(Page and application data records)
● ● ●
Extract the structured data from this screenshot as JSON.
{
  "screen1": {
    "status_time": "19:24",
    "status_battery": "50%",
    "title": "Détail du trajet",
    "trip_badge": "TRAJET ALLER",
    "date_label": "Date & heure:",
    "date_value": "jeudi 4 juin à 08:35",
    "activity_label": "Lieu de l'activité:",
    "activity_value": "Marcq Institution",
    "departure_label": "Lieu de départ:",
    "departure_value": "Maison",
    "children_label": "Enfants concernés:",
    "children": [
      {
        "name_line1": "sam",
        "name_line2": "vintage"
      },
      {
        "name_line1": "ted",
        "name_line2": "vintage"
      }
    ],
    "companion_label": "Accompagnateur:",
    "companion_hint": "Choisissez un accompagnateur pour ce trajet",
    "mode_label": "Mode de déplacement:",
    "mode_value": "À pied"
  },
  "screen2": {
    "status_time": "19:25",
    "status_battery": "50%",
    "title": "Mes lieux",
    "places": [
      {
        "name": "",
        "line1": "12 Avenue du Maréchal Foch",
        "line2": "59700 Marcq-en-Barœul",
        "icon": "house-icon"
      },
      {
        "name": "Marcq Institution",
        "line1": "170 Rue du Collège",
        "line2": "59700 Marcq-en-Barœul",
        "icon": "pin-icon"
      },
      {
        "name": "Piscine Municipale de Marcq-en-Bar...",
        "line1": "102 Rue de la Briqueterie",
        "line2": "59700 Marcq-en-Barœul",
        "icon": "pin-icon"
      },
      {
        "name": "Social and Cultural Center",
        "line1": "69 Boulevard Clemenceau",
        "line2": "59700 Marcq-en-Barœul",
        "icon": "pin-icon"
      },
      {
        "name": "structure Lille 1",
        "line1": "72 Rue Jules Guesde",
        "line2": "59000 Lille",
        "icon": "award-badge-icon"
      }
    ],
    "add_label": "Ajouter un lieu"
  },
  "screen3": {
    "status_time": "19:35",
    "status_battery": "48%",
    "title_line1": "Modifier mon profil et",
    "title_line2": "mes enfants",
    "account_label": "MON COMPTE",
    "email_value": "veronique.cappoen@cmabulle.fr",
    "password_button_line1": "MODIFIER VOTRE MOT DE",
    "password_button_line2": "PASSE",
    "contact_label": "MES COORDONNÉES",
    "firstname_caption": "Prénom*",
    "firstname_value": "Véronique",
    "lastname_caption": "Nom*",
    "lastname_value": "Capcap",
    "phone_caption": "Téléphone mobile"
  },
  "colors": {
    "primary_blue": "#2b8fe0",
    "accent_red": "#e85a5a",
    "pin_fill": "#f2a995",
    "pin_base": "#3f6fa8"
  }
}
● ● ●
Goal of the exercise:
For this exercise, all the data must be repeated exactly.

Response below:
Extract the structured data from this screenshot as JSON.
{
  "screen1": {
    "status_time": "19:24",
    "status_battery": "50%",
    "title": "Détail du trajet",
    "trip_badge": "TRAJET ALLER",
    "date_label": "Date & heure:",
    "date_value": "jeudi 4 juin à 08:35",
    "activity_label": "Lieu de l'activité:",
    "activity_value": "Marcq Institution",
    "departure_label": "Lieu de départ:",
    "departure_value": "Maison",
    "children_label": "Enfants concernés:",
    "children": [
      {
        "name_line1": "sam",
        "name_line2": "vintage"
      },
      {
        "name_line1": "ted",
        "name_line2": "vintage"
      }
    ],
    "companion_label": "Accompagnateur:",
    "companion_hint": "Choisissez un accompagnateur pour ce trajet",
    "mode_label": "Mode de déplacement:",
    "mode_value": "À pied"
  },
  "screen2": {
    "status_time": "19:25",
    "status_battery": "50%",
    "title": "Mes lieux",
    "places": [
      {
        "name": "",
        "line1": "12 Avenue du Maréchal Foch",
        "line2": "59700 Marcq-en-Barœul",
        "icon": "house-icon"
      },
      {
        "name": "Marcq Institution",
        "line1": "170 Rue du Collège",
        "line2": "59700 Marcq-en-Barœul",
        "icon": "pin-icon"
      },
      {
        "name": "Piscine Municipale de Marcq-en-Bar...",
        "line1": "102 Rue de la Briqueterie",
        "line2": "59700 Marcq-en-Barœul",
        "icon": "pin-icon"
      },
      {
        "name": "Social and Cultural Center",
        "line1": "69 Boulevard Clemenceau",
        "line2": "59700 Marcq-en-Barœul",
        "icon": "pin-icon"
      },
      {
        "name": "structure Lille 1",
        "line1": "72 Rue Jules Guesde",
        "line2": "59000 Lille",
        "icon": "award-badge-icon"
      }
    ],
    "add_label": "Ajouter un lieu"
  },
  "screen3": {
    "status_time": "19:35",
    "status_battery": "48%",
    "title_line1": "Modifier mon profil et",
    "title_line2": "mes enfants",
    "account_label": "MON COMPTE",
    "email_value": "veronique.cappoen@cmabulle.fr",
    "password_button_line1": "MODIFIER VOTRE MOT DE",
    "password_button_line2": "PASSE",
    "contact_label": "MES COORDONNÉES",
    "firstname_caption": "Prénom*",
    "firstname_value": "Véronique",
    "lastname_caption": "Nom*",
    "lastname_value": "Capcap",
    "phone_caption": "Téléphone mobile"
  },
  "colors": {
    "primary_blue": "#2b8fe0",
    "accent_red": "#e85a5a",
    "pin_fill": "#f2a995",
    "pin_base": "#3f6fa8"
  }
}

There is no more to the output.